When the new owners closed escrow and inspected my apartment for the first time, they took off their shoes out of respect although I begged them not to, and they managed to restrain from grimacing as they slid their stockinged feet across the freshly mopped kitchen floor. When I went to a Wilshire high-rise to sign the new lease, one wall of their agent’s conference room was covered with a large-scale map of the Mid-Wilshire area on which each Korean-owned property was marked with a pushpin. Entire swaths of the city, including much of Hancock Park, Country Club Park, the Ambassador district and the Pico-Union area, were paved with the pins, solid, shiny surfaces pebbled like the skin of a basketball — neighborhoods where the fire escapes now were blanketed with cabbage leaves in the fall, clotheslines (like mine) bristled with drying fish, the silence of dawn punctuated with the steady, rhythmic pounding of garlic in wooden mortars. I came to love that sound. In a way that I neither had been nor could be, my Korean neighbors were at home.
I had eaten Korean food, of course. My father, a great fan of buffets, particularly admired the spread at VIP, the first grand restaurant in Koreatown, and I had been taken to the Pear Garden, up on La Cienega’s restaurant row, for bulgogi since I was a child. But as Koreatown grew and spread, what was remarkable was the huge range of restaurants, not just noodle shops and barbecue parlors but fish houses and sushi bars, taverns devoted to a specific kind of homemade rice wine and the small dishes, anju, that might be served with it. California-style cafés served pasta with kimchi beurre blanc; underground dives, selling soju and steamed goat, invited you to stack your used dishes on the floor; beatnik coffeehouses owed more to the American ‘60s than to Starbucks. One place, ostensibly famous for its version of old-style buckwheat noodles, did most of its business with Japanese tour groups eager to try the barbecued lion, tiger and hippo fillets the owner managed to procure from game-shooting preserves. Another restaurateur, I recall, slipped powdered deer antlers into everything but the Coca-Cola.

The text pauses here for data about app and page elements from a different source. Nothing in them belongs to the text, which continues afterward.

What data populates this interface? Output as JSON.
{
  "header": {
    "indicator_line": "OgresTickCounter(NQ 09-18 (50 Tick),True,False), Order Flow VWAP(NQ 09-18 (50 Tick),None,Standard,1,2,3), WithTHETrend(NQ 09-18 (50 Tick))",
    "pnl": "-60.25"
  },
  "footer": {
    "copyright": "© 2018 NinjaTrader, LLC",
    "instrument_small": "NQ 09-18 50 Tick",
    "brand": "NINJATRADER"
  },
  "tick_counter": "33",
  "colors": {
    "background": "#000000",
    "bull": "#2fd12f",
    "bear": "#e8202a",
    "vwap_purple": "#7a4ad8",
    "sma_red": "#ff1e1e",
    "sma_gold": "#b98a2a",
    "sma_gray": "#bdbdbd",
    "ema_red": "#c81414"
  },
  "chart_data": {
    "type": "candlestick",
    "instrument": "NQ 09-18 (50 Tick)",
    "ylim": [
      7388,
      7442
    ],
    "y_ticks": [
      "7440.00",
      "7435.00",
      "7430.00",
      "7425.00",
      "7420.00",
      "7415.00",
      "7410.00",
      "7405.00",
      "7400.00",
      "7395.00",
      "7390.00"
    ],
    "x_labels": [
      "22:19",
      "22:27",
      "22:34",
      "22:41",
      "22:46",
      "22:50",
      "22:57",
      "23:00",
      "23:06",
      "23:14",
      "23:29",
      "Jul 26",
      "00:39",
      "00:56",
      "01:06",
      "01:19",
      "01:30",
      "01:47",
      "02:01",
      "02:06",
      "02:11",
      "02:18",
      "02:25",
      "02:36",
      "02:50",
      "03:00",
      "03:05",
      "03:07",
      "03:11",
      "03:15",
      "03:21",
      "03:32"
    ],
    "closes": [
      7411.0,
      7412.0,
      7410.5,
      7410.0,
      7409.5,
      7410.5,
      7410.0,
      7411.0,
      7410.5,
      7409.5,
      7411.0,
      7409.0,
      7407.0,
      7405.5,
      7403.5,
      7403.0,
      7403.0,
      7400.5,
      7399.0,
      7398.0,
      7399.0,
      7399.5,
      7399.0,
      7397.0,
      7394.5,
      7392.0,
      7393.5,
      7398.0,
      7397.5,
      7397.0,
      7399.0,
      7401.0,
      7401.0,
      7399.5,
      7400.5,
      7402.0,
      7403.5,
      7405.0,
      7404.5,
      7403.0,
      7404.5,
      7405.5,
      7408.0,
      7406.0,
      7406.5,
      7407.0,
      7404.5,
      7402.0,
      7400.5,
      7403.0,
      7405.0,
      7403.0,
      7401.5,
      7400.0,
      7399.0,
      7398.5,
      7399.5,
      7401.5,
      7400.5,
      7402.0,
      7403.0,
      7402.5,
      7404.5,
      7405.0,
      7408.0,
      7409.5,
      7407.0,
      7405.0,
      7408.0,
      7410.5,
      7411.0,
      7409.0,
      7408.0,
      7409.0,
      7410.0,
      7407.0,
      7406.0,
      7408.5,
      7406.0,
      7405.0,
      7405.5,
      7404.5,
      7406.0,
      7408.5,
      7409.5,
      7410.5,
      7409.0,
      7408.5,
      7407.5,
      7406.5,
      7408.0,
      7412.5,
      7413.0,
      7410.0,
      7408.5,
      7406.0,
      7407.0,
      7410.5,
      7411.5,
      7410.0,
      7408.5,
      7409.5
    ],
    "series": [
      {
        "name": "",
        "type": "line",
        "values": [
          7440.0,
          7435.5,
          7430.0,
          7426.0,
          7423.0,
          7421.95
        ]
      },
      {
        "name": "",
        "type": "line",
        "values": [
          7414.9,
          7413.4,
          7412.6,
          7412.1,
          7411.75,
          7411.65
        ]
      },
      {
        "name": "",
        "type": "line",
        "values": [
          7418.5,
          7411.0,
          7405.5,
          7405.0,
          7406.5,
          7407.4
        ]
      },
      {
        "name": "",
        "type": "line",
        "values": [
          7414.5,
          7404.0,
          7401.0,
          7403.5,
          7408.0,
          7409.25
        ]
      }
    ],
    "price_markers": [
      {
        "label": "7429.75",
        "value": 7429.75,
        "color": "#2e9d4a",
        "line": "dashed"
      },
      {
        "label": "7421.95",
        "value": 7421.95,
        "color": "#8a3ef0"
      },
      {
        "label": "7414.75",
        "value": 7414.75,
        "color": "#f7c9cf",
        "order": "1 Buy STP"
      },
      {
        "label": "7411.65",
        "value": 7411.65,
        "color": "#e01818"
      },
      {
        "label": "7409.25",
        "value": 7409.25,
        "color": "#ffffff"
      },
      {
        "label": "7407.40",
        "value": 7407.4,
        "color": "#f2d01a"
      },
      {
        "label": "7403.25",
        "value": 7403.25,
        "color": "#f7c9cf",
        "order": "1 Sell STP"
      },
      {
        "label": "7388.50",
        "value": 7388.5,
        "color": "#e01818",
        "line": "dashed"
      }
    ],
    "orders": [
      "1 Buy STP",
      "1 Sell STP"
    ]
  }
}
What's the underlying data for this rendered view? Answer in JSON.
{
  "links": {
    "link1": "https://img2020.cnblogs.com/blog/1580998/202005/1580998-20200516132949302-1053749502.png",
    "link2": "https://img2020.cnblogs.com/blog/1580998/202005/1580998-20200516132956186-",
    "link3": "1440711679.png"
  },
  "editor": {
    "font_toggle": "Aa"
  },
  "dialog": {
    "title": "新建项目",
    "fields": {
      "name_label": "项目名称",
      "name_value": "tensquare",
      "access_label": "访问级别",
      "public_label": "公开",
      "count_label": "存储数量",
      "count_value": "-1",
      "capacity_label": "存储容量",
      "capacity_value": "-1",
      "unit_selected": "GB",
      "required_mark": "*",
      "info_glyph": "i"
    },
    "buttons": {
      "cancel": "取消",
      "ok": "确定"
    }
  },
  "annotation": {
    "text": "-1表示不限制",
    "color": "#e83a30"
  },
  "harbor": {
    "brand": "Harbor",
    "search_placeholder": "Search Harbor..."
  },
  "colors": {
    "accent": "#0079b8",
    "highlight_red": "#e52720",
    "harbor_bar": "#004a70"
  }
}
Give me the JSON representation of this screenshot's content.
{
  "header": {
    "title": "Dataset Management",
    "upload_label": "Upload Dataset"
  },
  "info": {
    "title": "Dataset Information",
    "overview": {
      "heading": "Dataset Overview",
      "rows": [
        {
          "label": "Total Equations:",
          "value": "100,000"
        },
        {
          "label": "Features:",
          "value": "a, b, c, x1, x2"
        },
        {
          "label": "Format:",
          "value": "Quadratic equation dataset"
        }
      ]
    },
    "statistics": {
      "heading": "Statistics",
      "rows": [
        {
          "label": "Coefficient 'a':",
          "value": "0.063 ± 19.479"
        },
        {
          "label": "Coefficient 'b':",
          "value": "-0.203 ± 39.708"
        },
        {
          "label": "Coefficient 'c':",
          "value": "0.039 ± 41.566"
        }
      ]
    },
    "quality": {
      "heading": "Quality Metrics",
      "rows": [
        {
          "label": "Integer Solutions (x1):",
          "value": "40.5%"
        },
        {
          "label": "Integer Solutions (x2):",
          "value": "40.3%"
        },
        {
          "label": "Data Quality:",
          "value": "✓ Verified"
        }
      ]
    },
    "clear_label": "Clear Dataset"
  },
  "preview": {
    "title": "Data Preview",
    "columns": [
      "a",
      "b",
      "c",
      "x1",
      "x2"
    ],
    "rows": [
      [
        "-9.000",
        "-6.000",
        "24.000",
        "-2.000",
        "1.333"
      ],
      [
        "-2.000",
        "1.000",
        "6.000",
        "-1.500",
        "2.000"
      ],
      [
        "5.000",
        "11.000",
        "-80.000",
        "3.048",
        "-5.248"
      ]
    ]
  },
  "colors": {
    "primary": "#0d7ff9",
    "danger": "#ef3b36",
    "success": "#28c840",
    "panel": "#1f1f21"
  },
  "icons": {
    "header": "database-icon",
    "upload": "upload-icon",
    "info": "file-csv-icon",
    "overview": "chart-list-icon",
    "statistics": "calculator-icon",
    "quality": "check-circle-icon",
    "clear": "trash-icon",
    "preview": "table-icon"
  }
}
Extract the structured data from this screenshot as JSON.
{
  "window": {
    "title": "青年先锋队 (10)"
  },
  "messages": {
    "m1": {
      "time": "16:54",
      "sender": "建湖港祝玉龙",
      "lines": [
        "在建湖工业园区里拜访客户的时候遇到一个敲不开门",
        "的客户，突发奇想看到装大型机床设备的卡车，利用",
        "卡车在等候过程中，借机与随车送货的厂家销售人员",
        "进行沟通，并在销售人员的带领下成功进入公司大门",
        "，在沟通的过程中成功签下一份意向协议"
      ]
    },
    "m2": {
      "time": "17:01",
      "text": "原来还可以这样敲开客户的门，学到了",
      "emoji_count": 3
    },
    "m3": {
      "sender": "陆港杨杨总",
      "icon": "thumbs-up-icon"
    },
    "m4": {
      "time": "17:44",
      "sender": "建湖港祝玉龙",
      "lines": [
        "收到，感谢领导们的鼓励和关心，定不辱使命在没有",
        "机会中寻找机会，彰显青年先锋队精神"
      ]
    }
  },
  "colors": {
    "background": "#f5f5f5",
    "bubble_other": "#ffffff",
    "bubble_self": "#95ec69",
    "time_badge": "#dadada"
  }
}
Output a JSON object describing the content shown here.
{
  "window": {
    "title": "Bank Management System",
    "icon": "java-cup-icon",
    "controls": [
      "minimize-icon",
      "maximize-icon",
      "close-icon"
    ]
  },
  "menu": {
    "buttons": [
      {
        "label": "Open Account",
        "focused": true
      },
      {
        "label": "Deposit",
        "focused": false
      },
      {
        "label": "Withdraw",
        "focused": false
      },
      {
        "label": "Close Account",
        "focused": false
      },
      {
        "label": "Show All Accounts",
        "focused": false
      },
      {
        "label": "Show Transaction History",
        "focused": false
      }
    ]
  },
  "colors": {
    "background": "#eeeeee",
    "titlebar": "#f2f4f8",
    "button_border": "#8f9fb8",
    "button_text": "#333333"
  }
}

More than once — more than a dozen times, actually — I’d sit in a restaurant for 45 minutes or more before a waiter finally “explained” that the kitchen had run out of food.
Years later, home to a reputed 850 places to eat and drink, as well as scores of nightclubs, coffeehouses, billiard parlors, supermarkets and bookstores, Koreatown has matured into one of the great nightlife districts in the world, a veritable restaurant paradise shoehorned right into Los Angeles’ urban core.
When I began my most recent forays into Koreatown, which entailed about 120 restaurant meals over the course of a couple of months, I barely recognized the neighborhood, which has been transformed into a nightlife zone almost as dense as Tokyo’s Roppongi District, a 24-hour neighborhood of neon and giant video screens, alive with the squeals of tweaked-out Honda tuners and bone-stock AMG sedans, the smell of grilling meat, and the bleary eyes of party people who have stayed up till dawn.
High-rise office buildings are being converted into flashy lofts, left and right: My old floor-through apartment now seems impossibly quaint. The area has what may be the most visible contingent of security guards in the Los Angeles area, and practically every restaurant with more than a couple of tables has a secured parking lot, a bouncer and a valet.